Subspecific Status Of The Korean Tiger Inferred By Ancient Dna Analysis, Mu-Yeong Lee, Jee Yun Hyun, Seo-Jin Lee, Junghwa An, Eunok Lee, Mi-Sook Min, Junpei Kimura, Shin-Ichirio Kawada, Nozomi Kurihara, Shu-Jin Luo, Stephen J. O'Brien, Warren E. Johnson, Hang Lee
The tiger population that once inhabited the Korean peninsula was initially considered a unique subspecies (Panthera tigris coreensis), distinct from the Amur tiger of the Russian Far East (P. t. altaica). However, in the following decades, the population of P. t. coreensis was classified as P. t. altaica and hence forth the two populations have been considered the same subspecies. From an ecological point of view, the classification of the Korean tiger population as P. t. altaica is a plausible conclusion. Historically, there were no major dispersal barriers between the Korean peninsula and the habitat of Amur tigers in Far ...
Smilefinder: A Resampling-Based Approach To Evaluate Signatures Of Selection From Genome-Wide Sets Of Matching Allele Frequency Data In Two Or More Diploid Populations, 2016 University of Puerto Rico at Mayaguez
Smilefinder: A Resampling-Based Approach To Evaluate Signatures Of Selection From Genome-Wide Sets Of Matching Allele Frequency Data In Two Or More Diploid Populations, Wilfred M. Guiblet, Kai Zhao, Stephen J. O'Brien, Steven E. Massey, Alfred L. Roca, T. K. Oleksyk
Background: Adaptive alleles may rise in frequency as a consequence of positive selection, creating a pattern of decreased variation in the neighboring loci, known as a selective sweep.
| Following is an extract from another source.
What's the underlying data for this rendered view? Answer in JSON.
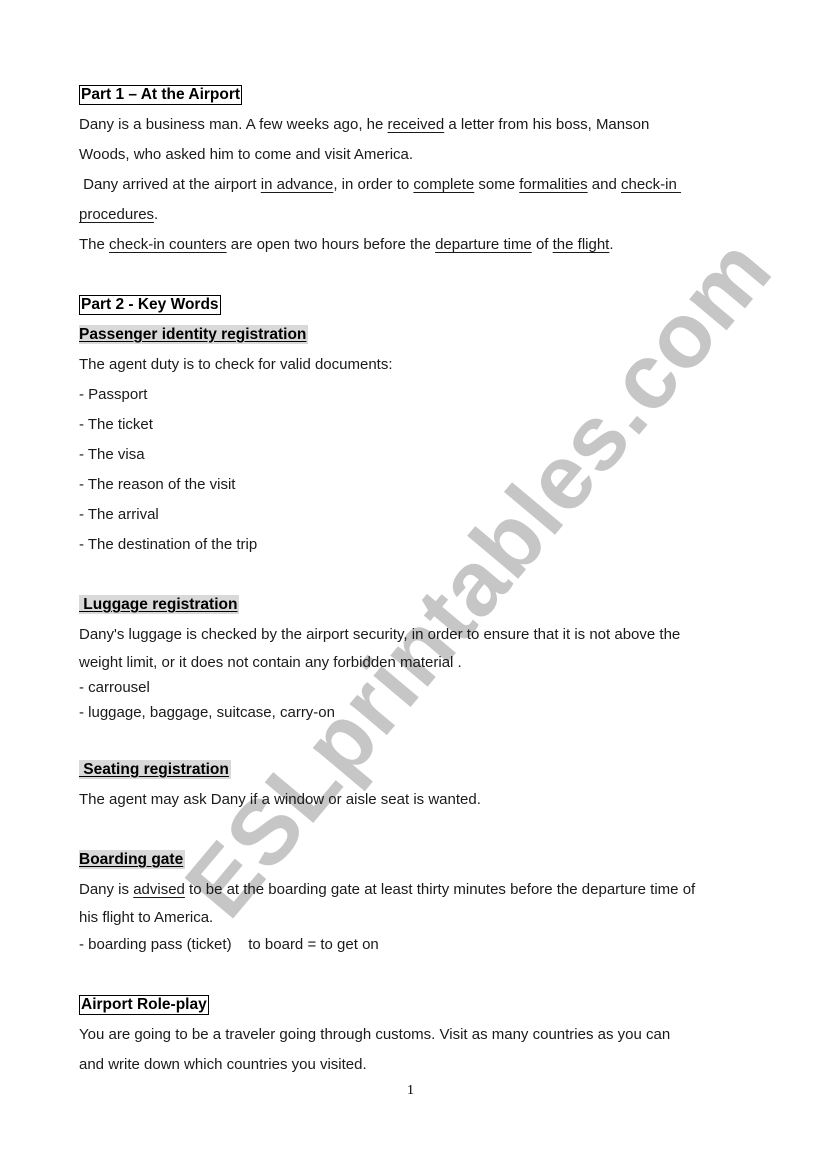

When the region containing this pattern is compared to another population with no history of selection, a rise in variance of allele frequencies between populations is observed. One challenge presented by large genome-wide datasets is the ability to differentiate between patterns that are remnants of natural selection from those expected to arise at random and/or as a consequence of selectively neutral demographic forces acting in the population.
Findings: SmileFinder is a ...
Sequences, Annotation And Single Nucleotide Polymorphism Of The Major Histocompatibility Complex In The Domestic Cat, 2016 National Cancer Institute at Frederick
Sequences, Annotation And Single Nucleotide Polymorphism Of The Major Histocompatibility Complex In The Domestic Cat, Naoya Yuhki, James C. Mullikin, Thomas W. Beck, Robert M. Stephens, Stephen J. O'Brien
Two sequences of major histocompatibility complex (MHC) regions in the domestic cat, 2.976 and 0.362 Mbps, which were separated by an ancient chromosome break (55–80 MYA) and followed by a chromosomal inversion were annotated in detail. Gene annotation of this MHC was completed and identified 183 possible coding regions, 147 human homologues, possible functional genes and 36 pseudo/unidentified genes) by GENSCAN and BLASTN, BLASTP RepeatMasker programs. The first region spans 2.976 Mbp sequence, which encodes six classical class II antigens (three DRA and three DRB antigens) lacking the functional DP, DQ regions, nine antigen processing ...